((

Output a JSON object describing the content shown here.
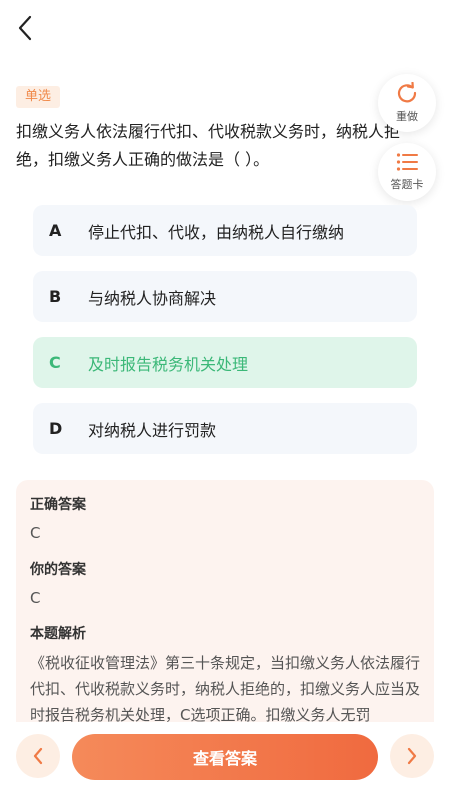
{
  "header": {
    "back_icon": "chevron-left-icon"
  },
  "question": {
    "type_tag": "单选",
    "text": "扣缴义务人依法履行代扣、代收税款义务时，纳税人拒绝，扣缴义务人正确的做法是（ ）。"
  },
  "side_actions": {
    "redo_label": "重做",
    "redo_icon": "refresh-icon",
    "card_label": "答题卡",
    "card_icon": "list-icon"
  },
  "options": [
    {
      "letter": "A",
      "text": "停止代扣、代收，由纳税人自行缴纳",
      "state": "normal"
    },
    {
      "letter": "B",
      "text": "与纳税人协商解决",
      "state": "normal"
    },
    {
      "letter": "C",
      "text": "及时报告税务机关处理",
      "state": "correct"
    },
    {
      "letter": "D",
      "text": "对纳税人进行罚款",
      "state": "normal"
    }
  ],
  "explanation": {
    "correct_answer_label": "正确答案",
    "correct_answer": "C",
    "your_answer_label": "你的答案",
    "your_answer": "C",
    "analysis_label": "本题解析",
    "analysis_text": "《税收征收管理法》第三十条规定，当扣缴义务人依法履行代扣、代收税款义务时，纳税人拒绝的，扣缴义务人应当及时报告税务机关处理，C选项正确。扣缴义务人无罚"
  },
  "bottom_bar": {
    "prev_icon": "chevron-left-icon",
    "next_icon": "chevron-right-icon",
    "view_answer_label": "查看答案"
  },
  "colors": {
    "accent": "#f06a3f",
    "correct": "#3bb878",
    "tag_bg": "#fdeee3",
    "explain_bg": "#fdf3ef"
  }
}
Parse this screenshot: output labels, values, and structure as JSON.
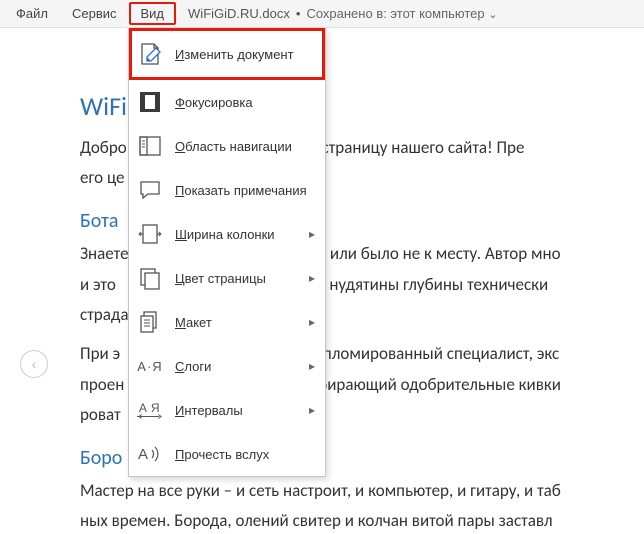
{
  "menubar": {
    "items": [
      {
        "label": "Файл"
      },
      {
        "label": "Сервис"
      },
      {
        "label": "Вид"
      }
    ],
    "doc_title": "WiFiGiD.RU.docx",
    "save_sep": "•",
    "save_status": "Сохранено в: этот компьютер"
  },
  "dropdown": {
    "items": [
      {
        "label": "Изменить документ",
        "underline_index": 0,
        "icon": "edit-doc-icon",
        "submenu": false
      },
      {
        "label": "Фокусировка",
        "underline_index": 0,
        "icon": "focus-icon",
        "submenu": false
      },
      {
        "label": "Область навигации",
        "underline_index": 0,
        "icon": "nav-pane-icon",
        "submenu": false
      },
      {
        "label": "Показать примечания",
        "underline_index": 0,
        "icon": "comments-icon",
        "submenu": false
      },
      {
        "label": "Ширина колонки",
        "underline_index": 0,
        "icon": "column-width-icon",
        "submenu": true
      },
      {
        "label": "Цвет страницы",
        "underline_index": 0,
        "icon": "page-color-icon",
        "submenu": true
      },
      {
        "label": "Макет",
        "underline_index": 0,
        "icon": "layout-icon",
        "submenu": true
      },
      {
        "label": "Слоги",
        "underline_index": 0,
        "icon": "syllables-icon",
        "submenu": true
      },
      {
        "label": "Интервалы",
        "underline_index": 0,
        "icon": "spacing-icon",
        "submenu": true
      },
      {
        "label": "Прочесть вслух",
        "underline_index": 0,
        "icon": "read-aloud-icon",
        "submenu": false
      }
    ]
  },
  "doc": {
    "h1": "WiFiGiD.RU",
    "p1": "Добро пожаловать на секретную страницу нашего сайта! Пре",
    "p1b": "его це",
    "h2a": "Бота",
    "p2a": "Знаете",
    "p2a_tail": "жно или было не к месту. Автор мно",
    "p2b": "и это",
    "p2b_tail": "га и нудятины глубины технически",
    "p2c": "страда",
    "p3a": "При э",
    "p3a_tail": "Дипломированный специалист, экс",
    "p3b": "проен",
    "p3b_tail": "собирающий одобрительные кивки",
    "p3c": "роват",
    "h2b": "Боро",
    "p4": "Мастер на все руки – и сеть настроит, и компьютер, и гитару, и таб",
    "p5": "ных времен. Борода, олений свитер и колчан витой пары заставл"
  }
}
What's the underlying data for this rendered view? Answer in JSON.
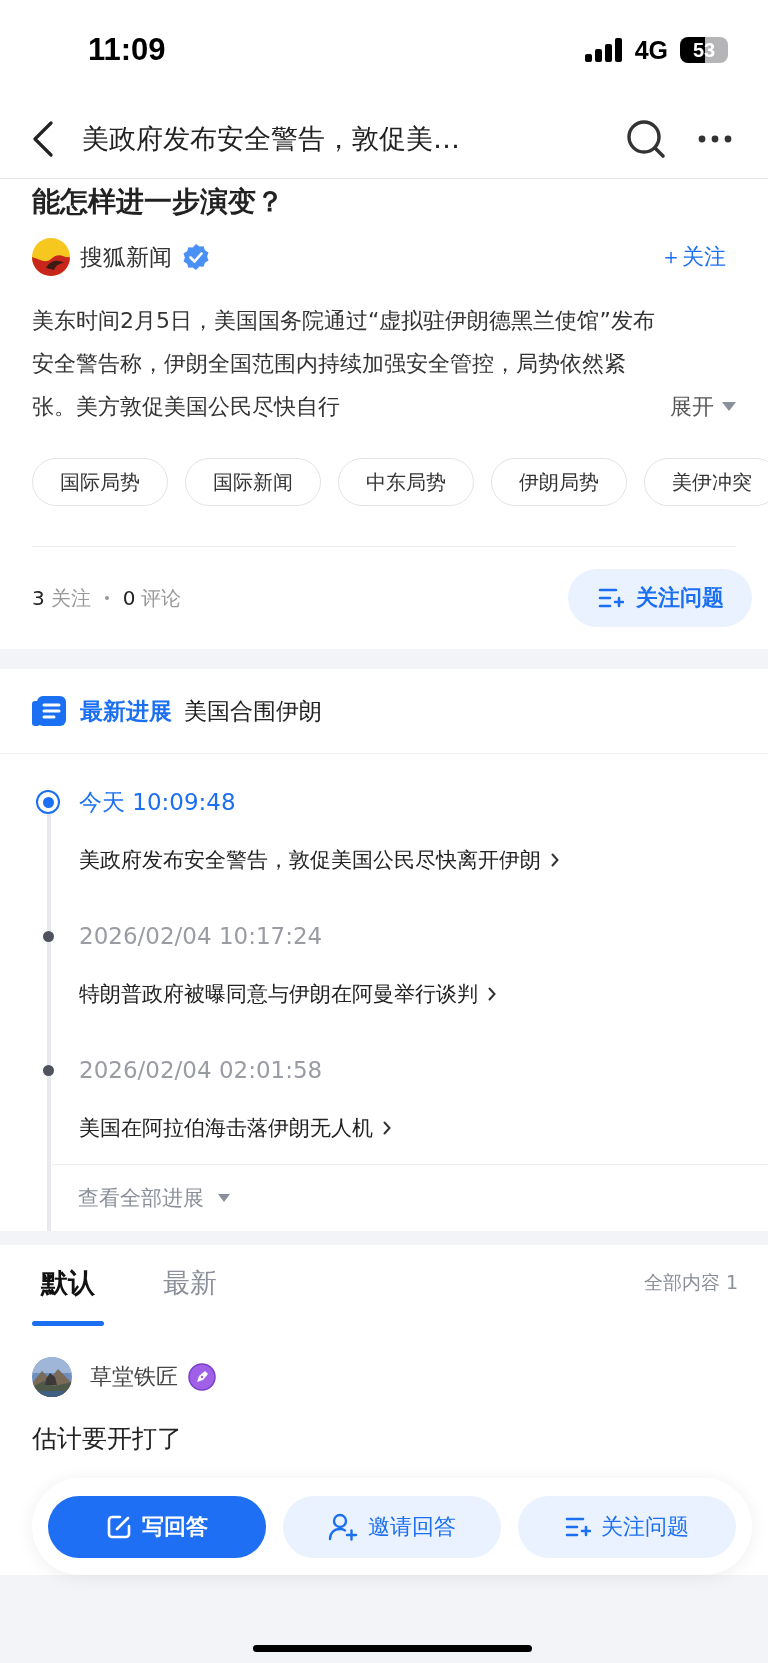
{
  "status_bar": {
    "time": "11:09",
    "network": "4G",
    "battery": "53"
  },
  "nav": {
    "title": "美政府发布安全警告，敦促美…"
  },
  "question": {
    "title_tail": "能怎样进一步演变？",
    "author": {
      "name": "搜狐新闻",
      "verified": true,
      "follow": "＋关注"
    },
    "summary": "美东时间2月5日，美国国务院通过“虚拟驻伊朗德黑兰使馆”发布安全警告称，伊朗全国范围内持续加强安全管控，局势依然紧张。美方敦促美国公民尽快自行",
    "expand": "展开",
    "tags": [
      "国际局势",
      "国际新闻",
      "中东局势",
      "伊朗局势",
      "美伊冲突"
    ],
    "stats": [
      {
        "count": "3",
        "label": "关注"
      },
      {
        "count": "0",
        "label": "评论"
      }
    ],
    "follow_button": "关注问题"
  },
  "progress": {
    "label": "最新进展",
    "topic": "美国合围伊朗",
    "events": [
      {
        "time": "今天 10:09:48",
        "title": "美政府发布安全警告，敦促美国公民尽快离开伊朗",
        "current": true
      },
      {
        "time": "2026/02/04 10:17:24",
        "title": "特朗普政府被曝同意与伊朗在阿曼举行谈判",
        "current": false
      },
      {
        "time": "2026/02/04 02:01:58",
        "title": "美国在阿拉伯海击落伊朗无人机",
        "current": false
      }
    ],
    "more": "查看全部进展"
  },
  "answers": {
    "tabs": [
      {
        "label": "默认",
        "selected": true
      },
      {
        "label": "最新",
        "selected": false
      }
    ],
    "count": "全部内容 1",
    "items": [
      {
        "author": "草堂铁匠",
        "text": "估计要开打了"
      }
    ]
  },
  "actions": [
    {
      "label": "写回答",
      "kind": "write"
    },
    {
      "label": "邀请回答",
      "kind": "invite"
    },
    {
      "label": "关注问题",
      "kind": "follow"
    }
  ]
}
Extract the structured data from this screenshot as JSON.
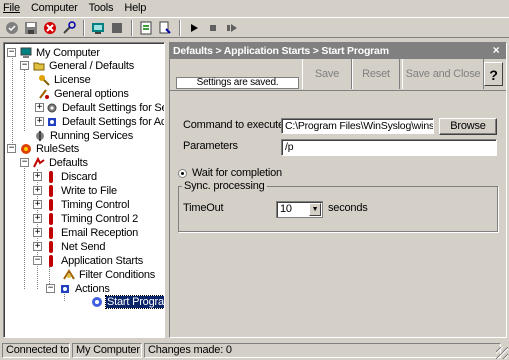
{
  "menu": [
    "File",
    "Computer",
    "Tools",
    "Help"
  ],
  "toolbar": [
    "check-icon",
    "save-icon",
    "delete-icon",
    "refresh-icon",
    "users-icon",
    "stop-icon",
    "settings-icon",
    "export-icon",
    "play-icon",
    "stop-small-icon",
    "step-icon"
  ],
  "tree": {
    "my_computer": "My Computer",
    "general_defaults": "General / Defaults",
    "license": "License",
    "general_options": "General options",
    "default_settings_services": "Default Settings for Services",
    "default_settings_actions": "Default Settings for Actions",
    "running_services": "Running Services",
    "rulesets": "RuleSets",
    "defaults": "Defaults",
    "discard": "Discard",
    "write_to_file": "Write to File",
    "timing_control": "Timing Control",
    "timing_control_2": "Timing Control 2",
    "email_reception": "Email Reception",
    "net_send": "Net Send",
    "application_starts": "Application Starts",
    "filter_conditions": "Filter Conditions",
    "actions": "Actions",
    "start_program": "Start Program"
  },
  "panel": {
    "breadcrumb": "Defaults > Application Starts > Start Program",
    "close": "×",
    "status": "Settings are saved.",
    "save": "Save",
    "reset": "Reset",
    "save_and_close": "Save and Close",
    "help": "?",
    "command_label": "Command to execute",
    "command_value": "C:\\Program Files\\WinSyslog\\winsyslog.exe",
    "browse": "Browse",
    "parameters_label": "Parameters",
    "parameters_value": "/p",
    "wait_label": "Wait for completion",
    "sync_group": "Sync. processing",
    "timeout_label": "TimeOut",
    "timeout_value": "10",
    "seconds": "seconds"
  },
  "statusbar": {
    "connected_label": "Connected to:",
    "connected_value": "My Computer",
    "changes": "Changes made: 0"
  }
}
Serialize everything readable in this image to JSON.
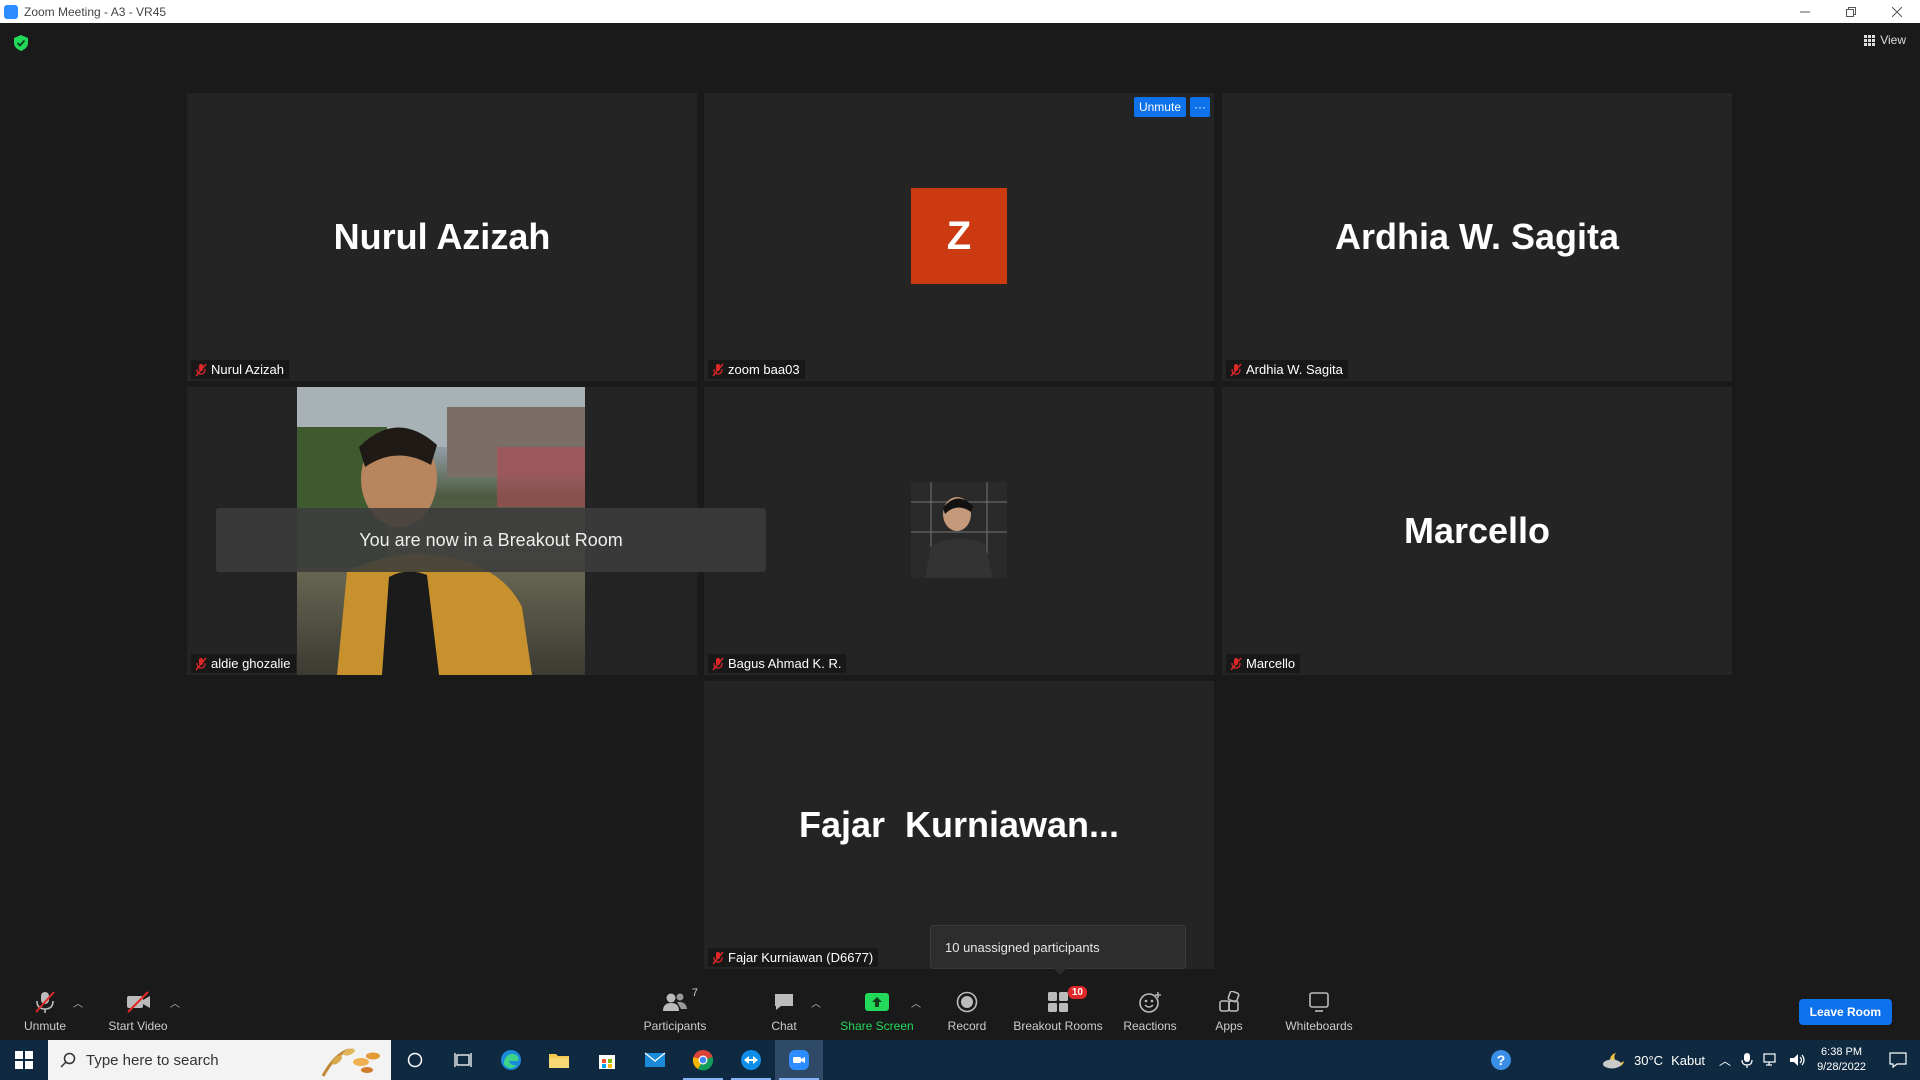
{
  "window": {
    "title": "Zoom Meeting - A3 - VR45"
  },
  "view_button": {
    "label": "View"
  },
  "tiles": [
    {
      "display_name": "Nurul Azizah",
      "name_tag": "Nurul Azizah"
    },
    {
      "avatar_letter": "Z",
      "name_tag": "zoom baa03",
      "unmute_label": "Unmute",
      "more_label": "···"
    },
    {
      "display_name": "Ardhia W. Sagita",
      "name_tag": "Ardhia W. Sagita"
    },
    {
      "name_tag": "aldie ghozalie"
    },
    {
      "name_tag": "Bagus Ahmad K. R."
    },
    {
      "display_name": "Marcello",
      "name_tag": "Marcello"
    },
    {
      "display_name": "Fajar  Kurniawan...",
      "name_tag": "Fajar Kurniawan (D6677)"
    }
  ],
  "toast": {
    "text": "You are now in a Breakout Room"
  },
  "tooltip": {
    "text": "10 unassigned participants"
  },
  "toolbar": {
    "unmute": "Unmute",
    "start_video": "Start Video",
    "participants": "Participants",
    "participants_count": "7",
    "chat": "Chat",
    "share_screen": "Share Screen",
    "record": "Record",
    "breakout_rooms": "Breakout Rooms",
    "breakout_count": "10",
    "reactions": "Reactions",
    "apps": "Apps",
    "whiteboards": "Whiteboards",
    "leave_room": "Leave Room"
  },
  "taskbar": {
    "search_placeholder": "Type here to search",
    "weather_temp": "30°C",
    "weather_desc": "Kabut",
    "time": "6:38 PM",
    "date": "9/28/2022"
  },
  "colors": {
    "accent": "#0e72ed",
    "share_green": "#23d959",
    "avatar_orange": "#cc3a12",
    "muted_red": "#e02828",
    "tile_bg": "#242424",
    "app_bg": "#1a1a1a"
  }
}
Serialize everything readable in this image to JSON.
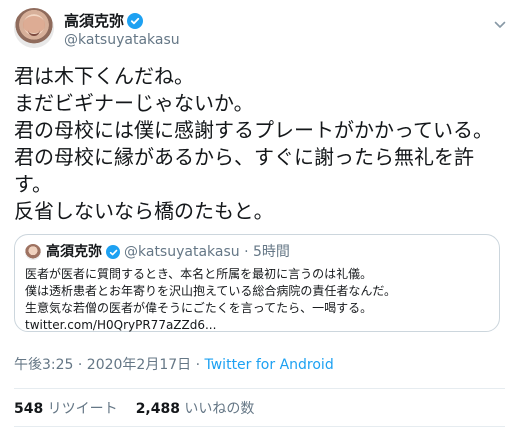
{
  "tweet": {
    "author": {
      "display_name": "高須克弥",
      "handle": "@katsuyatakasu"
    },
    "icons": {
      "avatar": "avatar-icon",
      "verified": "verified-badge-icon",
      "more": "chevron-down-icon"
    },
    "text_lines": [
      "君は木下くんだね。",
      "まだビギナーじゃないか。",
      "君の母校には僕に感謝するプレートがかかっている。",
      "君の母校に縁があるから、すぐに謝ったら無礼を許",
      "す。",
      "反省しないなら橋のたもと。"
    ],
    "quoted": {
      "display_name": "高須克弥",
      "meta": "@katsuyatakasu · 5時間",
      "lines": [
        "医者が医者に質問するとき、本名と所属を最初に言うのは礼儀。",
        "僕は透析患者とお年寄りを沢山抱えている総合病院の責任者なんだ。",
        "生意気な若僧の医者が偉そうにごたくを言ってたら、一喝する。",
        "twitter.com/H0QryPR77aZZd6..."
      ]
    },
    "timestamp": "午後3:25 · 2020年2月17日 · ",
    "client": "Twitter for Android",
    "stats": {
      "retweets_count": "548",
      "retweets_label": " リツイート",
      "likes_count": "2,488",
      "likes_label": " いいねの数"
    }
  }
}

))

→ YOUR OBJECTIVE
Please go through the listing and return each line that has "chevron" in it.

→ RESPONSE TO THIS EXERCISE
    "back_icon": "chevron-left-icon"
    "prev_icon": "chevron-left-icon",
    "next_icon": "chevron-right-icon",
      "more": "chevron-down-icon"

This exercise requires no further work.